(Assigned task):
What is needed is an exact copy of every entry below, minus the images.

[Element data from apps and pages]
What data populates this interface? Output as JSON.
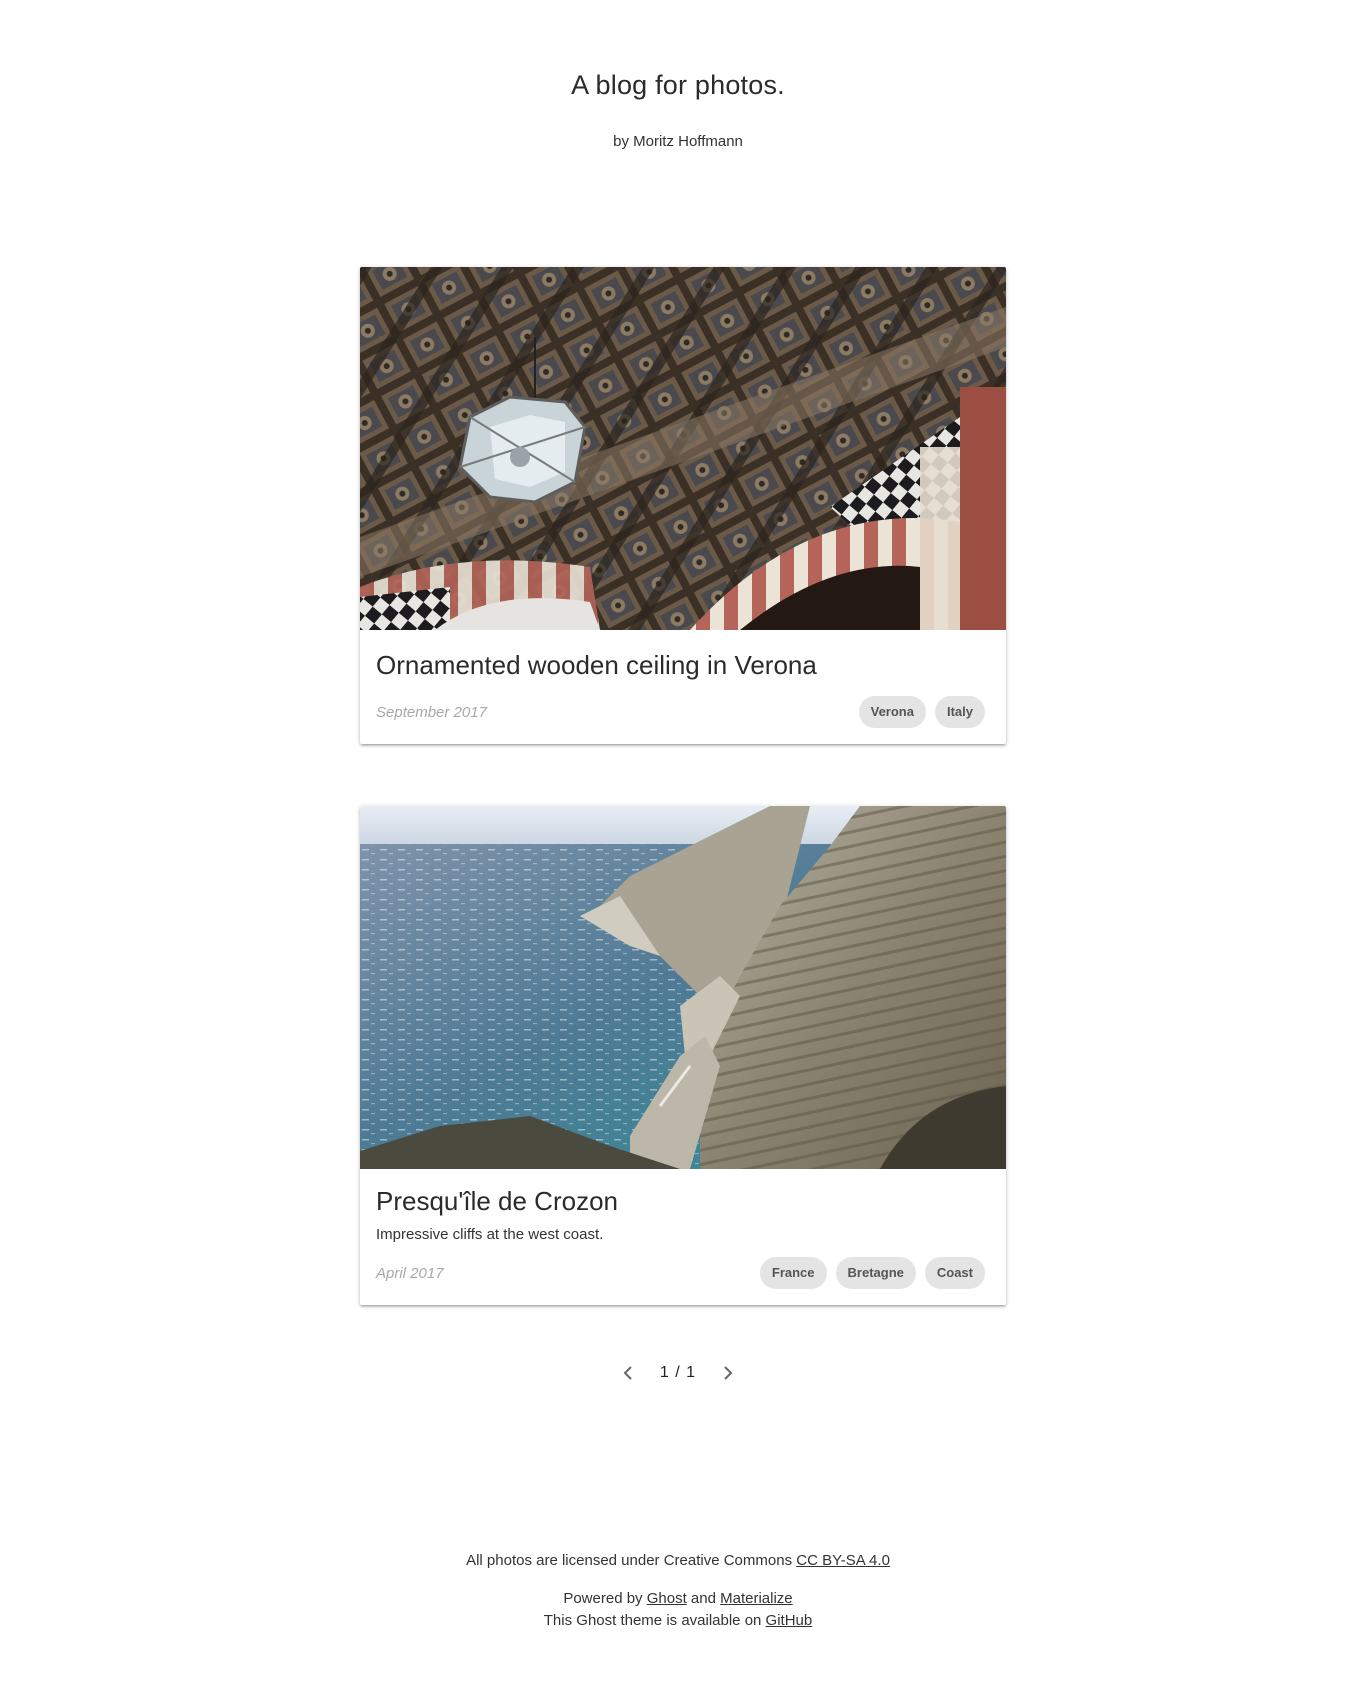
{
  "site": {
    "title": "A blog for photos.",
    "author": "by Moritz Hoffmann"
  },
  "posts": [
    {
      "title": "Ornamented wooden ceiling in Verona",
      "excerpt": "",
      "date": "September 2017",
      "tags": [
        "Verona",
        "Italy"
      ],
      "image": "ornamented-ceiling-photo"
    },
    {
      "title": "Presqu'île de Crozon",
      "excerpt": "Impressive cliffs at the west coast.",
      "date": "April 2017",
      "tags": [
        "France",
        "Bretagne",
        "Coast"
      ],
      "image": "sea-cliffs-photo"
    }
  ],
  "pagination": {
    "label": "1 / 1",
    "prev_icon": "chevron-left-icon",
    "next_icon": "chevron-right-icon"
  },
  "footer": {
    "license_text": "All photos are licensed under Creative Commons ",
    "license_link": "CC BY-SA 4.0",
    "powered_prefix": "Powered by ",
    "ghost_link": "Ghost",
    "and_text": " and ",
    "materialize_link": "Materialize",
    "theme_prefix": "This Ghost theme is available on ",
    "github_link": "GitHub"
  },
  "colors": {
    "chip_bg": "#e4e4e4",
    "date": "#a8a8a8",
    "text": "#333333"
  }
}
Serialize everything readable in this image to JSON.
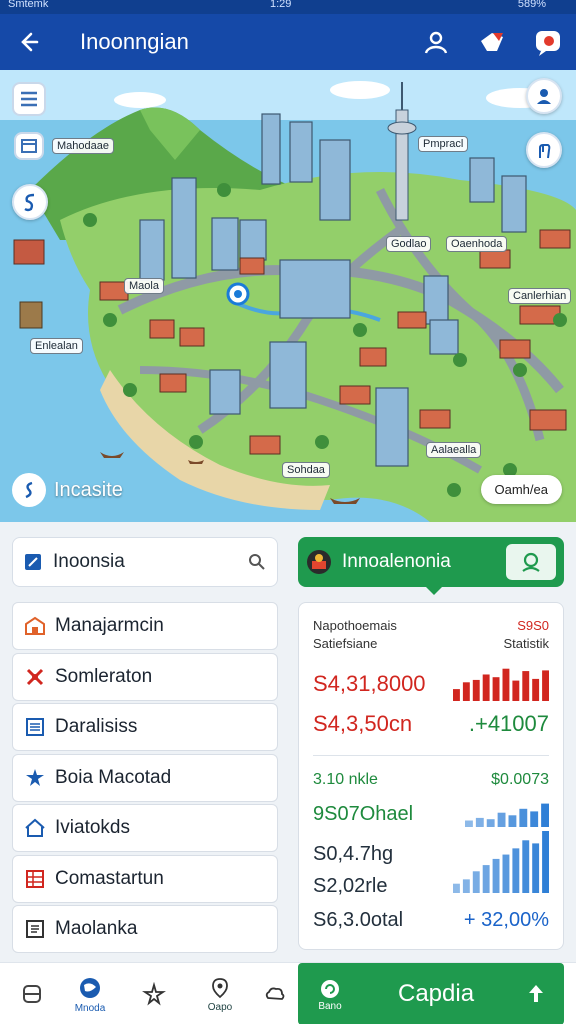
{
  "app": {
    "title": "Inoonngian",
    "status_left": "Smtemk",
    "status_center": "1:29",
    "status_right": "589%"
  },
  "map": {
    "labels": {
      "north": "Mahodaae",
      "port": "Pmpracl",
      "center": "Godlao",
      "center2": "Oaenhoda",
      "west": "Maola",
      "southwest": "Enlealan",
      "east": "Canlerhian",
      "south": "Sohdaa",
      "southeast": "Aalaealla"
    },
    "incasite": "Incasite",
    "camera_chip": "Oamh/ea"
  },
  "search": {
    "value": "Inoonsia"
  },
  "region": {
    "title": "Innoalenonia"
  },
  "menu": [
    {
      "label": "Manajarmcin",
      "icon": "building-icon"
    },
    {
      "label": "Somleraton",
      "icon": "heart-x-icon"
    },
    {
      "label": "Daralisiss",
      "icon": "list-doc-icon"
    },
    {
      "label": "Boia Macotad",
      "icon": "gear-star-icon"
    },
    {
      "label": "Iviatokds",
      "icon": "house-icon"
    },
    {
      "label": "Comastartun",
      "icon": "grid-icon"
    },
    {
      "label": "Maolanka",
      "icon": "doc-grid-icon"
    }
  ],
  "stats": {
    "head_left_1": "Napothoemais",
    "head_left_2": "Satiefsiane",
    "head_right_1": "S9S0",
    "head_right_2": "Statistik",
    "r1_value": "S4,31,8000",
    "r2_value": "S4,3,50cn",
    "r2_delta": ".+41007",
    "r3_label": "3.10 nkle",
    "r3_right": "$0.0073",
    "r4_value": "9S07Ohael",
    "r5_value": "S0,4.7hg",
    "r6_value": "S2,02rle",
    "r7_value": "S6,3.0otal",
    "r7_delta": "+ 32,00%",
    "bars_red": [
      0.35,
      0.55,
      0.62,
      0.78,
      0.7,
      0.95,
      0.6,
      0.88,
      0.65,
      0.9
    ],
    "bars_blue_top": [
      0.25,
      0.35,
      0.3,
      0.55,
      0.45,
      0.7,
      0.6,
      0.9
    ],
    "bars_blue_bottom": [
      0.15,
      0.22,
      0.35,
      0.45,
      0.55,
      0.62,
      0.72,
      0.85,
      0.8,
      1.0
    ],
    "colors": {
      "red": "#d1261f",
      "blue": "#2f7fd6",
      "green": "#1e8a3d"
    }
  },
  "bottom_nav": {
    "tab1": "",
    "tab2": "Mnoda",
    "tab3": "",
    "tab4": "Oapo",
    "tab5": "",
    "cta_small": "Bano",
    "cta_label": "Capdia"
  }
}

(Exercise result):
What data populates this interface? Output as JSON.
{
  "site": {
    "title": "A blog for photos.",
    "author": "by Moritz Hoffmann"
  },
  "posts": [
    {
      "title": "Ornamented wooden ceiling in Verona",
      "excerpt": "",
      "date": "September 2017",
      "tags": [
        "Verona",
        "Italy"
      ],
      "image": "ornamented-ceiling-photo"
    },
    {
      "title": "Presqu'île de Crozon",
      "excerpt": "Impressive cliffs at the west coast.",
      "date": "April 2017",
      "tags": [
        "France",
        "Bretagne",
        "Coast"
      ],
      "image": "sea-cliffs-photo"
    }
  ],
  "pagination": {
    "label": "1 / 1",
    "prev_icon": "chevron-left-icon",
    "next_icon": "chevron-right-icon"
  },
  "footer": {
    "license_text": "All photos are licensed under Creative Commons ",
    "license_link": "CC BY-SA 4.0",
    "powered_prefix": "Powered by ",
    "ghost_link": "Ghost",
    "and_text": " and ",
    "materialize_link": "Materialize",
    "theme_prefix": "This Ghost theme is available on ",
    "github_link": "GitHub"
  },
  "colors": {
    "chip_bg": "#e4e4e4",
    "date": "#a8a8a8",
    "text": "#333333"
  }
}
Serialize everything readable in this image to JSON.
{
  "app": {
    "title": "Inoonngian",
    "status_left": "Smtemk",
    "status_center": "1:29",
    "status_right": "589%"
  },
  "map": {
    "labels": {
      "north": "Mahodaae",
      "port": "Pmpracl",
      "center": "Godlao",
      "center2": "Oaenhoda",
      "west": "Maola",
      "southwest": "Enlealan",
      "east": "Canlerhian",
      "south": "Sohdaa",
      "southeast": "Aalaealla"
    },
    "incasite": "Incasite",
    "camera_chip": "Oamh/ea"
  },
  "search": {
    "value": "Inoonsia"
  },
  "region": {
    "title": "Innoalenonia"
  },
  "menu": [
    {
      "label": "Manajarmcin",
      "icon": "building-icon"
    },
    {
      "label": "Somleraton",
      "icon": "heart-x-icon"
    },
    {
      "label": "Daralisiss",
      "icon": "list-doc-icon"
    },
    {
      "label": "Boia Macotad",
      "icon": "gear-star-icon"
    },
    {
      "label": "Iviatokds",
      "icon": "house-icon"
    },
    {
      "label": "Comastartun",
      "icon": "grid-icon"
    },
    {
      "label": "Maolanka",
      "icon": "doc-grid-icon"
    }
  ],
  "stats": {
    "head_left_1": "Napothoemais",
    "head_left_2": "Satiefsiane",
    "head_right_1": "S9S0",
    "head_right_2": "Statistik",
    "r1_value": "S4,31,8000",
    "r2_value": "S4,3,50cn",
    "r2_delta": ".+41007",
    "r3_label": "3.10 nkle",
    "r3_right": "$0.0073",
    "r4_value": "9S07Ohael",
    "r5_value": "S0,4.7hg",
    "r6_value": "S2,02rle",
    "r7_value": "S6,3.0otal",
    "r7_delta": "+ 32,00%",
    "bars_red": [
      0.35,
      0.55,
      0.62,
      0.78,
      0.7,
      0.95,
      0.6,
      0.88,
      0.65,
      0.9
    ],
    "bars_blue_top": [
      0.25,
      0.35,
      0.3,
      0.55,
      0.45,
      0.7,
      0.6,
      0.9
    ],
    "bars_blue_bottom": [
      0.15,
      0.22,
      0.35,
      0.45,
      0.55,
      0.62,
      0.72,
      0.85,
      0.8,
      1.0
    ],
    "colors": {
      "red": "#d1261f",
      "blue": "#2f7fd6",
      "green": "#1e8a3d"
    }
  },
  "bottom_nav": {
    "tab1": "",
    "tab2": "Mnoda",
    "tab3": "",
    "tab4": "Oapo",
    "tab5": "",
    "cta_small": "Bano",
    "cta_label": "Capdia"
  }
}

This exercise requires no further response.